However, if you're getting out because property investment no longer 'floats your boat' then I can sympathise with that. After having made millions from property investment over the last 33 years I am ready to wind down a bit more. Accordingly, I am selling the properties with the lowest returns on income and capital appreciation and the highest demands on my time. That's not to say I will give up property investment, I merely pivoting my strategy.

If you want to pivot or get out of the business completely then it will pay to get good tax advice from Property118.

by Smiffy

9:24 AM, 27th January 2022, About 4 months ago

Looks to me as though your profit is consumed by finance charges. You are too highly geared.

If you have significant capital gain in your properties, sell one/some and use the capital gain to clear borrowing on the others.

by Mark Alexander

9:29 AM, 27th January 2022, About 4 months ago

Reply to the comment left by Smiffy at 27/01/2022 - 09:24
I disagree, please see my comment and link above

by NewYorkie

9:34 AM, 27th January 2022, About 4 months ago

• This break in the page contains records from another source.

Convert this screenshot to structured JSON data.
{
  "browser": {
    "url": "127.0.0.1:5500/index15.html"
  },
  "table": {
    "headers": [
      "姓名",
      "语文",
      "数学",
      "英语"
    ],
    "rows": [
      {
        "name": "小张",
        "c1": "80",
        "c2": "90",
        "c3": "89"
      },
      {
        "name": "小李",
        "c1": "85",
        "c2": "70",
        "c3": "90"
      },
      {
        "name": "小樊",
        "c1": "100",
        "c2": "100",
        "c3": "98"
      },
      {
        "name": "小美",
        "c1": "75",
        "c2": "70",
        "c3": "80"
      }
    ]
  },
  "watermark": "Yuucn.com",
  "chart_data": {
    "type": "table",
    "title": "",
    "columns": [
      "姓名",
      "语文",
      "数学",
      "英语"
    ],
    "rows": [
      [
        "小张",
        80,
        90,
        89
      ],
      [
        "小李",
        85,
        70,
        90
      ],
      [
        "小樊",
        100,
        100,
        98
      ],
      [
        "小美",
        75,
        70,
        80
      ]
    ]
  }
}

Reply to the comment left by Mark Alexander at 27/01/2022 - 06:19
Thanks, Mark. If we all made perfect purchasing decisions, we'd all be wealthy! London did well for me. Yorkshire has been just about profitable over the 12 years, but my loss was down to zero rent from a feckless tenant for 16 months. I have bought a house, extended and refurbished, with a view to holiday letting this year, but BTL just doesn't do it for me anymore.

by Mark Alexander

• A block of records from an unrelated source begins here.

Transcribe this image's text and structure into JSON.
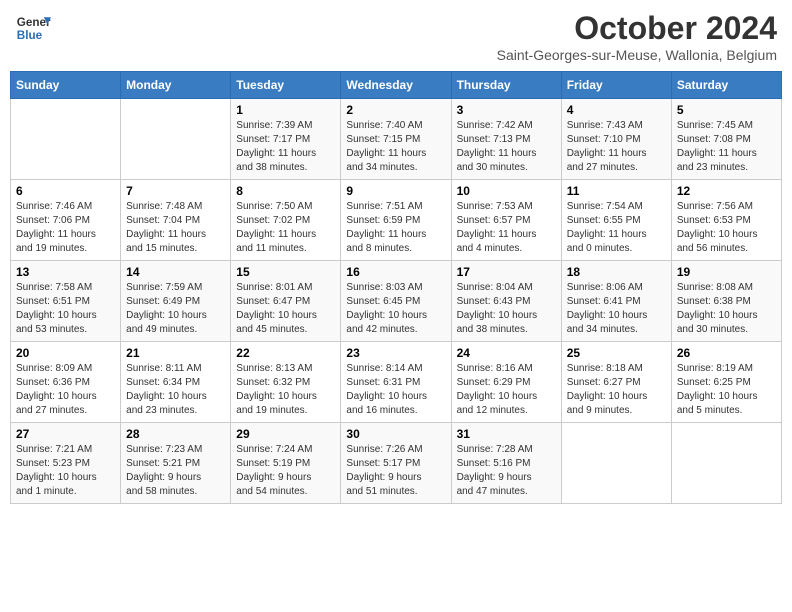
{
  "header": {
    "logo_line1": "General",
    "logo_line2": "Blue",
    "title": "October 2024",
    "subtitle": "Saint-Georges-sur-Meuse, Wallonia, Belgium"
  },
  "calendar": {
    "days_of_week": [
      "Sunday",
      "Monday",
      "Tuesday",
      "Wednesday",
      "Thursday",
      "Friday",
      "Saturday"
    ],
    "weeks": [
      [
        {
          "day": "",
          "info": ""
        },
        {
          "day": "",
          "info": ""
        },
        {
          "day": "1",
          "info": "Sunrise: 7:39 AM\nSunset: 7:17 PM\nDaylight: 11 hours\nand 38 minutes."
        },
        {
          "day": "2",
          "info": "Sunrise: 7:40 AM\nSunset: 7:15 PM\nDaylight: 11 hours\nand 34 minutes."
        },
        {
          "day": "3",
          "info": "Sunrise: 7:42 AM\nSunset: 7:13 PM\nDaylight: 11 hours\nand 30 minutes."
        },
        {
          "day": "4",
          "info": "Sunrise: 7:43 AM\nSunset: 7:10 PM\nDaylight: 11 hours\nand 27 minutes."
        },
        {
          "day": "5",
          "info": "Sunrise: 7:45 AM\nSunset: 7:08 PM\nDaylight: 11 hours\nand 23 minutes."
        }
      ],
      [
        {
          "day": "6",
          "info": "Sunrise: 7:46 AM\nSunset: 7:06 PM\nDaylight: 11 hours\nand 19 minutes."
        },
        {
          "day": "7",
          "info": "Sunrise: 7:48 AM\nSunset: 7:04 PM\nDaylight: 11 hours\nand 15 minutes."
        },
        {
          "day": "8",
          "info": "Sunrise: 7:50 AM\nSunset: 7:02 PM\nDaylight: 11 hours\nand 11 minutes."
        },
        {
          "day": "9",
          "info": "Sunrise: 7:51 AM\nSunset: 6:59 PM\nDaylight: 11 hours\nand 8 minutes."
        },
        {
          "day": "10",
          "info": "Sunrise: 7:53 AM\nSunset: 6:57 PM\nDaylight: 11 hours\nand 4 minutes."
        },
        {
          "day": "11",
          "info": "Sunrise: 7:54 AM\nSunset: 6:55 PM\nDaylight: 11 hours\nand 0 minutes."
        },
        {
          "day": "12",
          "info": "Sunrise: 7:56 AM\nSunset: 6:53 PM\nDaylight: 10 hours\nand 56 minutes."
        }
      ],
      [
        {
          "day": "13",
          "info": "Sunrise: 7:58 AM\nSunset: 6:51 PM\nDaylight: 10 hours\nand 53 minutes."
        },
        {
          "day": "14",
          "info": "Sunrise: 7:59 AM\nSunset: 6:49 PM\nDaylight: 10 hours\nand 49 minutes."
        },
        {
          "day": "15",
          "info": "Sunrise: 8:01 AM\nSunset: 6:47 PM\nDaylight: 10 hours\nand 45 minutes."
        },
        {
          "day": "16",
          "info": "Sunrise: 8:03 AM\nSunset: 6:45 PM\nDaylight: 10 hours\nand 42 minutes."
        },
        {
          "day": "17",
          "info": "Sunrise: 8:04 AM\nSunset: 6:43 PM\nDaylight: 10 hours\nand 38 minutes."
        },
        {
          "day": "18",
          "info": "Sunrise: 8:06 AM\nSunset: 6:41 PM\nDaylight: 10 hours\nand 34 minutes."
        },
        {
          "day": "19",
          "info": "Sunrise: 8:08 AM\nSunset: 6:38 PM\nDaylight: 10 hours\nand 30 minutes."
        }
      ],
      [
        {
          "day": "20",
          "info": "Sunrise: 8:09 AM\nSunset: 6:36 PM\nDaylight: 10 hours\nand 27 minutes."
        },
        {
          "day": "21",
          "info": "Sunrise: 8:11 AM\nSunset: 6:34 PM\nDaylight: 10 hours\nand 23 minutes."
        },
        {
          "day": "22",
          "info": "Sunrise: 8:13 AM\nSunset: 6:32 PM\nDaylight: 10 hours\nand 19 minutes."
        },
        {
          "day": "23",
          "info": "Sunrise: 8:14 AM\nSunset: 6:31 PM\nDaylight: 10 hours\nand 16 minutes."
        },
        {
          "day": "24",
          "info": "Sunrise: 8:16 AM\nSunset: 6:29 PM\nDaylight: 10 hours\nand 12 minutes."
        },
        {
          "day": "25",
          "info": "Sunrise: 8:18 AM\nSunset: 6:27 PM\nDaylight: 10 hours\nand 9 minutes."
        },
        {
          "day": "26",
          "info": "Sunrise: 8:19 AM\nSunset: 6:25 PM\nDaylight: 10 hours\nand 5 minutes."
        }
      ],
      [
        {
          "day": "27",
          "info": "Sunrise: 7:21 AM\nSunset: 5:23 PM\nDaylight: 10 hours\nand 1 minute."
        },
        {
          "day": "28",
          "info": "Sunrise: 7:23 AM\nSunset: 5:21 PM\nDaylight: 9 hours\nand 58 minutes."
        },
        {
          "day": "29",
          "info": "Sunrise: 7:24 AM\nSunset: 5:19 PM\nDaylight: 9 hours\nand 54 minutes."
        },
        {
          "day": "30",
          "info": "Sunrise: 7:26 AM\nSunset: 5:17 PM\nDaylight: 9 hours\nand 51 minutes."
        },
        {
          "day": "31",
          "info": "Sunrise: 7:28 AM\nSunset: 5:16 PM\nDaylight: 9 hours\nand 47 minutes."
        },
        {
          "day": "",
          "info": ""
        },
        {
          "day": "",
          "info": ""
        }
      ]
    ]
  }
}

9:42 AM, 27th January 2022, About 4 months ago

Reply to the comment left by NewYorkie at 27/01/2022 - 09:34
I completely understand and please be assured that I wasn't trying to be facetious.

I too have had bad tenants in the past and still do. However, about a decade ago I accepted that any losses I incurred as a result of bad tenants were as a result of the choices I had made.

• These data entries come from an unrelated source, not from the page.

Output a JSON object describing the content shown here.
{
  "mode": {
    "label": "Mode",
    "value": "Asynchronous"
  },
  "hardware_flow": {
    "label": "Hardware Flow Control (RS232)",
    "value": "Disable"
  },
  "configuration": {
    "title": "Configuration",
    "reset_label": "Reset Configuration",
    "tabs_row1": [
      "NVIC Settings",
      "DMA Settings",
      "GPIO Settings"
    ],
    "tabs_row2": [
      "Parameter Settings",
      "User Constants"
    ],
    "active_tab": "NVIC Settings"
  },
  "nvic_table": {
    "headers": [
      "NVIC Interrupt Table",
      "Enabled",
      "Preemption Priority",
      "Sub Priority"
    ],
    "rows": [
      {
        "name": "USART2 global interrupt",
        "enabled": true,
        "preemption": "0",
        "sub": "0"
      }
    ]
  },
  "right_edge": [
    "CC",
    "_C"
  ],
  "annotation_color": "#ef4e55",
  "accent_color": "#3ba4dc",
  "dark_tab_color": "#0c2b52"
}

To mitigate my risks I improved the referencing process but more importantly I purchase Rent Guarantee Insurance.

No RGI = No Tenancy!

If I can't get good tenants I accept that's because I made a mistake when I purchased the property, so I cut my losses and sell it.

I still get a few bad tenants because I think it's impossible to completely avoid them, but the insurance mitigates the time and effort I need to spend worrying about the problems they create and it also mitigates my losses.

by DSR

20:36 PM, 27th January 2022, About 4 months ago

Reply to the comment left by NewYorkie at 27/01/2022 - 09:34
I feel your pain. Sometimes it is enough to sell just to get rid of the headache.

by DSR

20:55 PM, 27th January 2022, About 4 months ago

Reply to the comment left by Mark Alexander at 27/01/2022 - 09:42
When you go into property management with eyes wide open it allows you this self 'justification'. Don't forget the majority of those on here (I sense) are either accidental Landlords, or people that invested years ago and moreover when the most important regulations were there, but less so orientated at catching the Landlord out. The undercurrent has changed...the private LL is the devil incarnate! There are still people out there that just simply want to provide a safe, nice home or others, but are scared out of their wits by the power of the tenant these days and the institutional backing they hold. I get it...I really do.
Who wants the stress and sleepless nights? As a result only the 'career' Landlord or others with broader shoulders (deeper pockets/financial reserves?) are willing or can ride the current storm. Add to that the forecast of EPC costs, more red tape and its enough to push anyone over the edge and sell up. (just plan your exit as best as you can) If the end game is to ensure all housing is controlled by the state/social sector and anything else is held by big organisations then that is what will be. Why is the grass always deemed greener on the other side when experience already tells you the reality is always turns to mud as everyone tromps over it?

1 2

Leave Comments

Please Log-In OR Become a member to reply to comments or subscribe to new comment notifications.

Forgotten your password?

BECOME A MEMBER

Landlord Tax Planning Book Now